For those of you not familiar with the show, here's a quick synopsis. TV3 used a Big Brother template for Tallafornia but with no evictions.  There are seven house mates, four blokes, three girls. They are given a house in Tallaght to live in and their actions are filmed for all to enjoy and cringe. The group are allowed come and go as they please from the house.  Most nights they are filled with booze and released into Dublin to make complete tools of themselves, and they are only too happy to oblige.

From left to right: Kelly, Natalie and Nikita. 

Nikita seems to come across worse than the others, God bless her. She has a mouth like a sewer, every second word out of it is fuck. She has slept with two of the house mates.  She performs lap dances at a second's notice, displaying her thong-covered crack to over 250,000 viewers. The girl brings a lad back to the house then while he is down stairs drinking a beer, she is upstairs shagging house mate, Philly. It gets worse, Philly is only shagging her to win a bet with one of the lads. He has discussed this with house mate Cormac, who has also shagged Nikita. The bet being that he can take Nikita away form any bloke when he likes.  After she sleeps with him one of the male house mates comes into the  score room and laughs at her.  "Your dress is inside out!" He jeers. And what does Nikita say back: "It's better than cum all over your shoulder." Yes, there is cum all over her shoulder. How is this possible? "I missed!" exclaims Philly.

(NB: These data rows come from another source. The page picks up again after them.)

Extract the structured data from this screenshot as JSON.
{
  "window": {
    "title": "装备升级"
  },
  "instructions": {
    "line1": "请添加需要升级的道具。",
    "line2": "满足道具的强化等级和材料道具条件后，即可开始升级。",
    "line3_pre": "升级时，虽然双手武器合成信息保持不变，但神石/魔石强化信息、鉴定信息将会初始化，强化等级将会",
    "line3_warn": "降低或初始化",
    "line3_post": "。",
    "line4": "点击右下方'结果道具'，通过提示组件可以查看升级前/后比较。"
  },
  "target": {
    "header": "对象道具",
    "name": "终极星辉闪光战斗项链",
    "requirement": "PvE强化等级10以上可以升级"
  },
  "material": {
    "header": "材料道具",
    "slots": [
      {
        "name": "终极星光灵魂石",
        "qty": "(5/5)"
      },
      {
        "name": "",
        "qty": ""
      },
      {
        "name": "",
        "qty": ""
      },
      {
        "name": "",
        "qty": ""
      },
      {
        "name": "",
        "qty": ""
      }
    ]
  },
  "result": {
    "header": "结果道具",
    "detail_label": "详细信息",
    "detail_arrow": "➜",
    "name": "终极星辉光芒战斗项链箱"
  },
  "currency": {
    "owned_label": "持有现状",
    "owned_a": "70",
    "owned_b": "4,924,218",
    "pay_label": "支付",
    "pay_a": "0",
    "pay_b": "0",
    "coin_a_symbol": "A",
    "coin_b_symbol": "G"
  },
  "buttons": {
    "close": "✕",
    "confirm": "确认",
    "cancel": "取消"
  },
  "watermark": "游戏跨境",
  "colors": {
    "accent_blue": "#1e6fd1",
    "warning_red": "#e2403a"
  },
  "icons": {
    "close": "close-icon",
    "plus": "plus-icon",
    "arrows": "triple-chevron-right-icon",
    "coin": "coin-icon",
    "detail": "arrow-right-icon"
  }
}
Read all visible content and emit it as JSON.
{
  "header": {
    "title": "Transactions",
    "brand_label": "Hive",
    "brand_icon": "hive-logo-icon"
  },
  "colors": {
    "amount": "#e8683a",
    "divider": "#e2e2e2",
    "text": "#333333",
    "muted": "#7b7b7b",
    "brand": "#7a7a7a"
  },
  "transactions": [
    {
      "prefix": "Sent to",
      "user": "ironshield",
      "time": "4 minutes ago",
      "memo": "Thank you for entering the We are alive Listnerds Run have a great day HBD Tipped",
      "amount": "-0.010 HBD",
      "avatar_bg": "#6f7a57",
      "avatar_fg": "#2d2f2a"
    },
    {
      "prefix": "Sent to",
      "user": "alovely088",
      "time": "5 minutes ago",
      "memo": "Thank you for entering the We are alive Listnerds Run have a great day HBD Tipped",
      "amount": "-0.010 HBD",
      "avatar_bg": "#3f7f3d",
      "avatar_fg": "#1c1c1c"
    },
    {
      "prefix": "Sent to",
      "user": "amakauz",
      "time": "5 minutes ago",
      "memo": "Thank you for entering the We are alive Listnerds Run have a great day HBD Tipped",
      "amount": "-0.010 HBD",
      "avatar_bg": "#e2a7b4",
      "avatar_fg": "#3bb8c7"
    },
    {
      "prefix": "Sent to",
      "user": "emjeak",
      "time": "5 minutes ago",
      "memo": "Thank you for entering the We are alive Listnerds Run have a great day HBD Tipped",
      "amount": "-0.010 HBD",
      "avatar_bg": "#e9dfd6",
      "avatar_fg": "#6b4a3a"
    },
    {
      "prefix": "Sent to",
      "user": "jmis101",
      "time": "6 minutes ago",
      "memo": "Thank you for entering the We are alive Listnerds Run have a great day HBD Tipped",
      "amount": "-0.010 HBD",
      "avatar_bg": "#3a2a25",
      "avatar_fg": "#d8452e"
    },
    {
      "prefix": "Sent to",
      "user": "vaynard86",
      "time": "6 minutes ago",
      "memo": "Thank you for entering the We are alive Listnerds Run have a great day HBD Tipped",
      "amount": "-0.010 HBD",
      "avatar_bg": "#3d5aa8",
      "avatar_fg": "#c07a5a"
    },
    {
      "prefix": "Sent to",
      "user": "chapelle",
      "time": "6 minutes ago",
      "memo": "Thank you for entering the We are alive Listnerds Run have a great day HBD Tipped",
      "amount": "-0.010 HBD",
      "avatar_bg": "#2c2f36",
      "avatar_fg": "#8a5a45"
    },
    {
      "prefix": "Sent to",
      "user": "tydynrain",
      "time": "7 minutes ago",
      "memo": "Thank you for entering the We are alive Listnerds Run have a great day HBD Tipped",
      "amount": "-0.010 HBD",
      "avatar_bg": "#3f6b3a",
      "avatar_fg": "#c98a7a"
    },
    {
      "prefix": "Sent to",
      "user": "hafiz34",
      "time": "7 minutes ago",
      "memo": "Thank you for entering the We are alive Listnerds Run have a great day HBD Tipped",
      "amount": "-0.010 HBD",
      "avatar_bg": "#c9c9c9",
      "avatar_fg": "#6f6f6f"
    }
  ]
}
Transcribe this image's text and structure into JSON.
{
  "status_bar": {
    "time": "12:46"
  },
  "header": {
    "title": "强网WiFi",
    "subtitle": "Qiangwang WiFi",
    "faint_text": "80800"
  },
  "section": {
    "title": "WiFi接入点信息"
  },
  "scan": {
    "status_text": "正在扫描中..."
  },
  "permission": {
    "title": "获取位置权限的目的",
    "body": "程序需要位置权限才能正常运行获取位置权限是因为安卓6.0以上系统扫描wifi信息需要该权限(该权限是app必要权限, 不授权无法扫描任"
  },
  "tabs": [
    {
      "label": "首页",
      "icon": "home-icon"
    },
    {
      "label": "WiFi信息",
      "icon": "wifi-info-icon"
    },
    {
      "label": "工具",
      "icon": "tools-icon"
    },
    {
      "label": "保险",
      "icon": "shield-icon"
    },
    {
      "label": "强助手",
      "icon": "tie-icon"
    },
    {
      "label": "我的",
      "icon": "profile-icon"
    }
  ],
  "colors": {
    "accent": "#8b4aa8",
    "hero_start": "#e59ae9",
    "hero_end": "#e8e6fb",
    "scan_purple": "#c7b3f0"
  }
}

God help us all.

For a weekly synopsis & hilarious piss take watch Tallafornia Swipe: 

Friday, 2 March 2012

The rise and fall of the exclamation mark.

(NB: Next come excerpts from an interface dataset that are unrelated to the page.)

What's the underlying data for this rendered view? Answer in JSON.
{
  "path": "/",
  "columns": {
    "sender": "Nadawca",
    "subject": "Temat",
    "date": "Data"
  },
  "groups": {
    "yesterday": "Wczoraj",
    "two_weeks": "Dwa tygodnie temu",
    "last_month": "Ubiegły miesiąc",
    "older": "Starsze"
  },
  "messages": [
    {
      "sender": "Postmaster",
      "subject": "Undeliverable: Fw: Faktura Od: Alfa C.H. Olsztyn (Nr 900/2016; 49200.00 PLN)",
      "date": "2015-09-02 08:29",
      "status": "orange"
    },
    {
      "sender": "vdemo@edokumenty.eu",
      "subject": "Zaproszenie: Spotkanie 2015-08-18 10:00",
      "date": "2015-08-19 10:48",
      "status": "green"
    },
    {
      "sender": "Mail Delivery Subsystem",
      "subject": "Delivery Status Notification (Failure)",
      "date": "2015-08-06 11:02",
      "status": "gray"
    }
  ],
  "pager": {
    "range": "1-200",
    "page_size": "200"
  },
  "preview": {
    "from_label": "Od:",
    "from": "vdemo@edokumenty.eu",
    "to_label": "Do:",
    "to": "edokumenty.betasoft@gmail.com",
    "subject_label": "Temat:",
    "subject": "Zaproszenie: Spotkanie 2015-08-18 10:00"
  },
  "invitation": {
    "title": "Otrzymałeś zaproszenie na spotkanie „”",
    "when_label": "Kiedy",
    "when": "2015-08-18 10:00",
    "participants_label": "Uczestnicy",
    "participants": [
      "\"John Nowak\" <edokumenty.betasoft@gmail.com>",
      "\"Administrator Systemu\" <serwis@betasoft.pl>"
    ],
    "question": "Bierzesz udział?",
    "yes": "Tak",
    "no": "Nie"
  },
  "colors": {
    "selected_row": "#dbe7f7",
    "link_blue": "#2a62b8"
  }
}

It came from no where.  I mean, we never used it in school, well rarely. We were told in no uncertain terms they were not to be used willy nilly.  This piece of punctuation was to be taken seriously, not carelessly tossed about the place with no regard for the consequences. This was no harmless little comma. No, the exclamation should be used on special occasions, like the gravy boat sat in the "good china" press that only made an appearance at Christmas and Easter. Shrieking, shouting, screaming; all of these allowed for an exclamation. But who shrieks or shouts or screams in a written text? Not many of us, so the exclamation kept it's special position, looking down superciliously at the full stops, apostrophes and ampersands, laughing haughtily.

A picture speaks a thousand exclamation marks.
And then there was texting. Overnight the exclamation went from no use to overuse.  Everyone had something so important to say that it required numerous exclamations and CAPS TOO IF IT WAS ABSOLUTELY SHOCKING!!!!!!! The exclamation was not the only victim of generation text, the question mark suffered too. Sometimes people had a question that they really didn't know the answer to: Where should I go on my holiday??? And there were the rhetorical questions that brought both punctuation marks together: Hath not a Jew eyes????!!!!

Suddenly everyone was screaming and shouting and telling the whole world how flippin' offended they were by everything. At first the exclamation enjoyed all the attention, this new found fame.  Little did he know what was to become of him.  With the launch of social networking sites the trend spread and soon it was totally unacceptable to use a full stop. Surely if what you had to say had any merit it must warrant an exclamation mark, or two or three.. hundred? It wasn't long before the special position of the exclamation was lost.

Social media sites have been around a long time now, with no sign of a reduction in exclamation usage.  Whenever I read someone's Facebook status I find myself shouting their comments in my head. I have to ask: Why are people so angry, why do they feel the need to exclaim everything, isn't saying something enough any more? And worst of all, why do I find myself overusing the little bastards too?